Epilepsy and Seizures in Children

What is epilepsy?

If your child has one seizure that occurs as a direct result of a single event, such as illness, injury or trauma, this is a provoked seizure, which is not necessarily indicative of epilepsy. Epilepsy is a disorder of the brain characterized by recurrent unprovoked seizures -- meaning seizures that seem to occur without a direct cause. However, with a thorough evaluation and diagnostic testing, it is often possible to identify the underlying cause of a child's epilepsy. Yet in some cases, the exact cause may still remain unclear.

After two or more unprovoked seizures, your child may be diagnosed with pediatric epilepsy. If your child's epilepsy is drug-resistant, meaning his or her seizures cannot be controlled with two or more treatment courses of anticonvulsant medication, this is often referred to as intractable epilepsy or refractory epilepsy.

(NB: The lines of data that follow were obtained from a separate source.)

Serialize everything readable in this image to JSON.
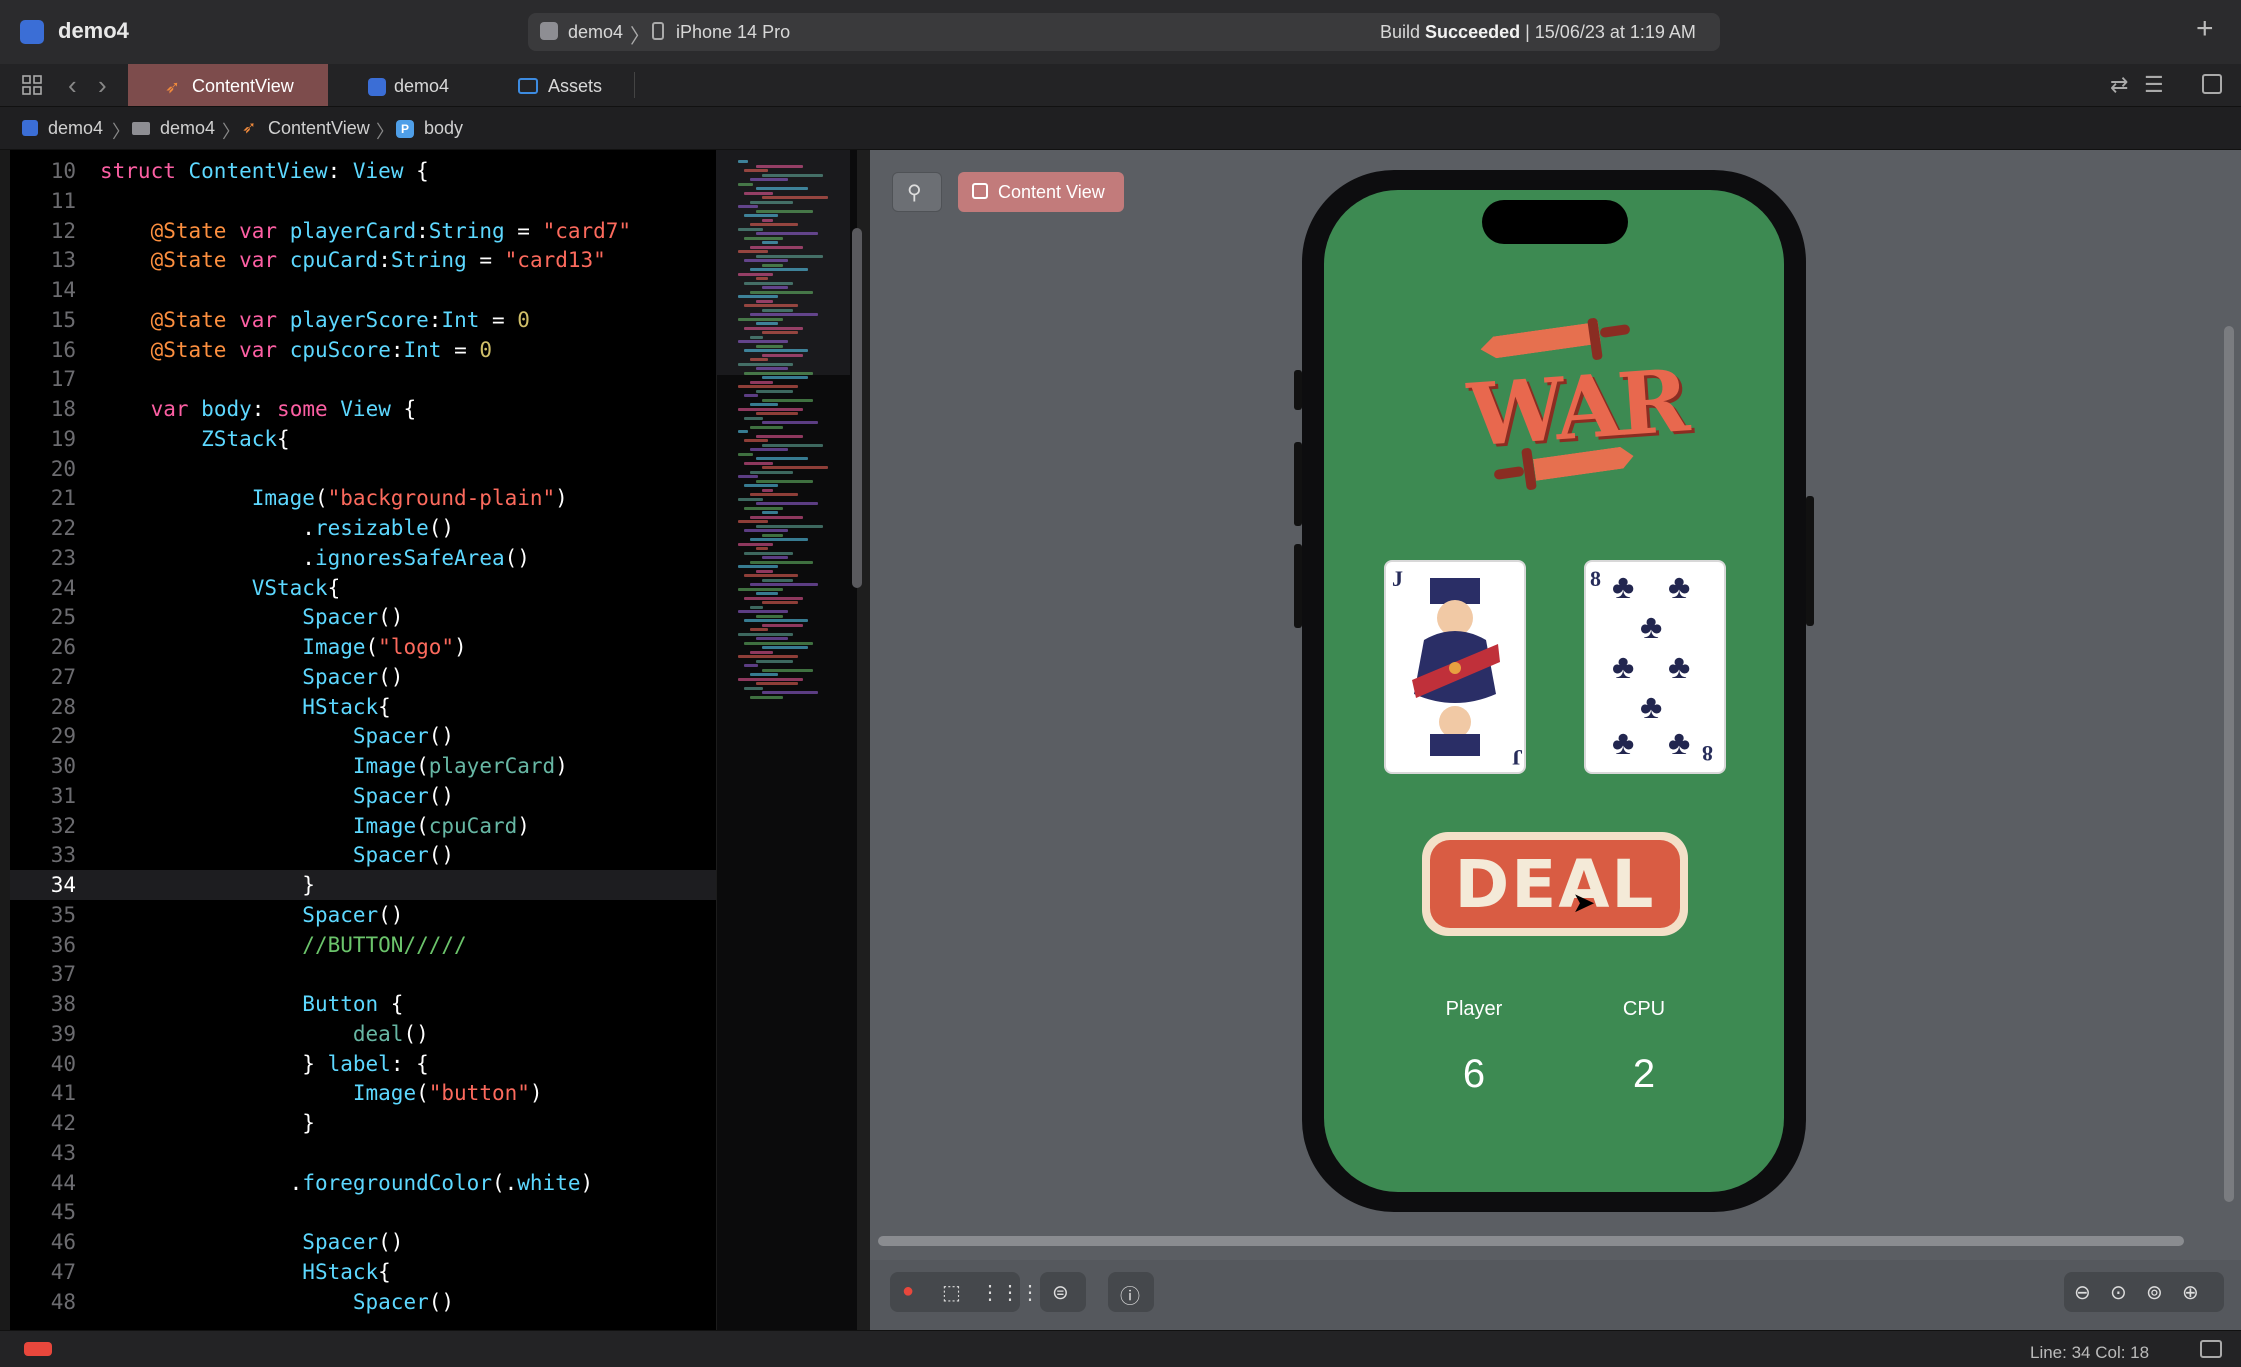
{
  "window": {
    "title": "demo4",
    "scheme": "demo4",
    "device": "iPhone 14 Pro",
    "build_status_prefix": "Build",
    "build_status_result": "Succeeded",
    "build_status_time": "| 15/06/23 at 1:19 AM"
  },
  "tabs": [
    {
      "label": "ContentView",
      "icon": "swift-file-icon",
      "active": true
    },
    {
      "label": "demo4",
      "icon": "project-icon",
      "active": false
    },
    {
      "label": "Assets",
      "icon": "asset-catalog-icon",
      "active": false
    }
  ],
  "breadcrumb": [
    "demo4",
    "demo4",
    "ContentView",
    "body"
  ],
  "breadcrumb_body_badge": "P",
  "code": {
    "current_line": 34,
    "lines": [
      {
        "n": "10",
        "html": "<span class='kw'>struct</span> <span class='ty'>ContentView</span><span class='pl'>: </span><span class='ty'>View</span><span class='pl'> {</span>"
      },
      {
        "n": "11",
        "html": ""
      },
      {
        "n": "12",
        "html": "    <span class='at'>@State</span> <span class='kw'>var</span> <span class='ty'>playerCard</span><span class='pl'>:</span><span class='ty'>String</span><span class='pl'> = </span><span class='str'>\"card7\"</span>"
      },
      {
        "n": "13",
        "html": "    <span class='at'>@State</span> <span class='kw'>var</span> <span class='ty'>cpuCard</span><span class='pl'>:</span><span class='ty'>String</span><span class='pl'> = </span><span class='str'>\"card13\"</span>"
      },
      {
        "n": "14",
        "html": ""
      },
      {
        "n": "15",
        "html": "    <span class='at'>@State</span> <span class='kw'>var</span> <span class='ty'>playerScore</span><span class='pl'>:</span><span class='ty'>Int</span><span class='pl'> = </span><span class='num'>0</span>"
      },
      {
        "n": "16",
        "html": "    <span class='at'>@State</span> <span class='kw'>var</span> <span class='ty'>cpuScore</span><span class='pl'>:</span><span class='ty'>Int</span><span class='pl'> = </span><span class='num'>0</span>"
      },
      {
        "n": "17",
        "html": ""
      },
      {
        "n": "18",
        "html": "    <span class='kw'>var</span> <span class='ty'>body</span><span class='pl'>: </span><span class='kw'>some</span> <span class='ty'>View</span><span class='pl'> {</span>"
      },
      {
        "n": "19",
        "html": "        <span class='ty'>ZStack</span><span class='pl'>{</span>"
      },
      {
        "n": "20",
        "html": ""
      },
      {
        "n": "21",
        "html": "            <span class='ty'>Image</span><span class='pl'>(</span><span class='str'>\"background-plain\"</span><span class='pl'>)</span>"
      },
      {
        "n": "22",
        "html": "                <span class='pl'>.</span><span class='ty'>resizable</span><span class='pl'>()</span>"
      },
      {
        "n": "23",
        "html": "                <span class='pl'>.</span><span class='ty'>ignoresSafeArea</span><span class='pl'>()</span>"
      },
      {
        "n": "24",
        "html": "            <span class='ty'>VStack</span><span class='pl'>{</span>"
      },
      {
        "n": "25",
        "html": "                <span class='ty'>Spacer</span><span class='pl'>()</span>"
      },
      {
        "n": "26",
        "html": "                <span class='ty'>Image</span><span class='pl'>(</span><span class='str'>\"logo\"</span><span class='pl'>)</span>"
      },
      {
        "n": "27",
        "html": "                <span class='ty'>Spacer</span><span class='pl'>()</span>"
      },
      {
        "n": "28",
        "html": "                <span class='ty'>HStack</span><span class='pl'>{</span>"
      },
      {
        "n": "29",
        "html": "                    <span class='ty'>Spacer</span><span class='pl'>()</span>"
      },
      {
        "n": "30",
        "html": "                    <span class='ty'>Image</span><span class='pl'>(</span><span class='id'>playerCard</span><span class='pl'>)</span>"
      },
      {
        "n": "31",
        "html": "                    <span class='ty'>Spacer</span><span class='pl'>()</span>"
      },
      {
        "n": "32",
        "html": "                    <span class='ty'>Image</span><span class='pl'>(</span><span class='id'>cpuCard</span><span class='pl'>)</span>"
      },
      {
        "n": "33",
        "html": "                    <span class='ty'>Spacer</span><span class='pl'>()</span>"
      },
      {
        "n": "34",
        "html": "                <span class='pl'>}</span>"
      },
      {
        "n": "35",
        "html": "                <span class='ty'>Spacer</span><span class='pl'>()</span>"
      },
      {
        "n": "36",
        "html": "                <span class='cm'>//BUTTON/////</span>"
      },
      {
        "n": "37",
        "html": ""
      },
      {
        "n": "38",
        "html": "                <span class='ty'>Button</span><span class='pl'> {</span>"
      },
      {
        "n": "39",
        "html": "                    <span class='id'>deal</span><span class='pl'>()</span>"
      },
      {
        "n": "40",
        "html": "                <span class='pl'>} </span><span class='ty'>label</span><span class='pl'>: {</span>"
      },
      {
        "n": "41",
        "html": "                    <span class='ty'>Image</span><span class='pl'>(</span><span class='str'>\"button\"</span><span class='pl'>)</span>"
      },
      {
        "n": "42",
        "html": "                <span class='pl'>}</span>"
      },
      {
        "n": "43",
        "html": ""
      },
      {
        "n": "44",
        "html": "               <span class='pl'>.</span><span class='ty'>foregroundColor</span><span class='pl'>(.</span><span class='ty'>white</span><span class='pl'>)</span>"
      },
      {
        "n": "45",
        "html": ""
      },
      {
        "n": "46",
        "html": "                <span class='ty'>Spacer</span><span class='pl'>()</span>"
      },
      {
        "n": "47",
        "html": "                <span class='ty'>HStack</span><span class='pl'>{</span>"
      },
      {
        "n": "48",
        "html": "                    <span class='ty'>Spacer</span><span class='pl'>()</span>"
      }
    ]
  },
  "preview": {
    "pin_icon": "pin-icon",
    "label": "Content View",
    "game": {
      "logo": "WAR",
      "player_card_rank": "J",
      "cpu_card_rank": "8",
      "deal_label": "DEAL",
      "player_label": "Player",
      "cpu_label": "CPU",
      "player_score": "6",
      "cpu_score": "2"
    }
  },
  "status": {
    "position": "Line: 34  Col: 18"
  },
  "colors": {
    "game_background": "#3d8a52",
    "active_tab": "#7d4c4c",
    "deal_button": "#d95c43",
    "content_view_chip": "#c27b7b"
  }
}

What is a seizure?

A seizure is a sudden surge of abnormal electrical activity in the brain that disrupts normal brain activity.

Not all seizures look or feel the same. There are different types of seizures and three stages of a seizure. Each type and stage can have varying signs and symptoms. The image that generally comes to mind when someone pictures a seizure is uncontrollable jerking movements -- a classic symptom associated with tonic-clonic (grand mal) seizures. Yet, there are other observable signs of seizures. Some are quite obvious, and others can be difficult to detect.

What are seizure triggers?

There is a broad range of potential factors that can trigger seizures in children and adolescents. If your child has reflex epilepsy, his or her seizures are consistently triggered by something specific. Triggers are unique to each individual and may include:

  • Missing doses of anti-seizure medications
  • Health concerns, such as illness, fever, stress, lack of sleep, poor nutrition, dehydration or hormonal changes
  • Flashing or flickering lights, busy patterns, or even certain colors
  • Certain foods, medications, drugs, alcohol or smells
  • Certain strong smells or fumes
  • Environmental factors, such as lightness, darkness, weather, air pressure or temperature

If your child has specific seizure triggers, it's important to know what they are so he or she can learn to avoid them.

My child had a seizure. Does this mean my child has epilepsy?

If your child has one seizure, it may or may not mean that your child has epilepsy. However, your child may be diagnosed with epilepsy if he or she has two or more unprovoked seizures. Our specialists at the Pediatric Epilepsy Center have the expertise and sophisticated technology to conduct a thorough medical assessment and provide a definitive diagnosis, enabling us to develop the best treatment plan for your child and your family.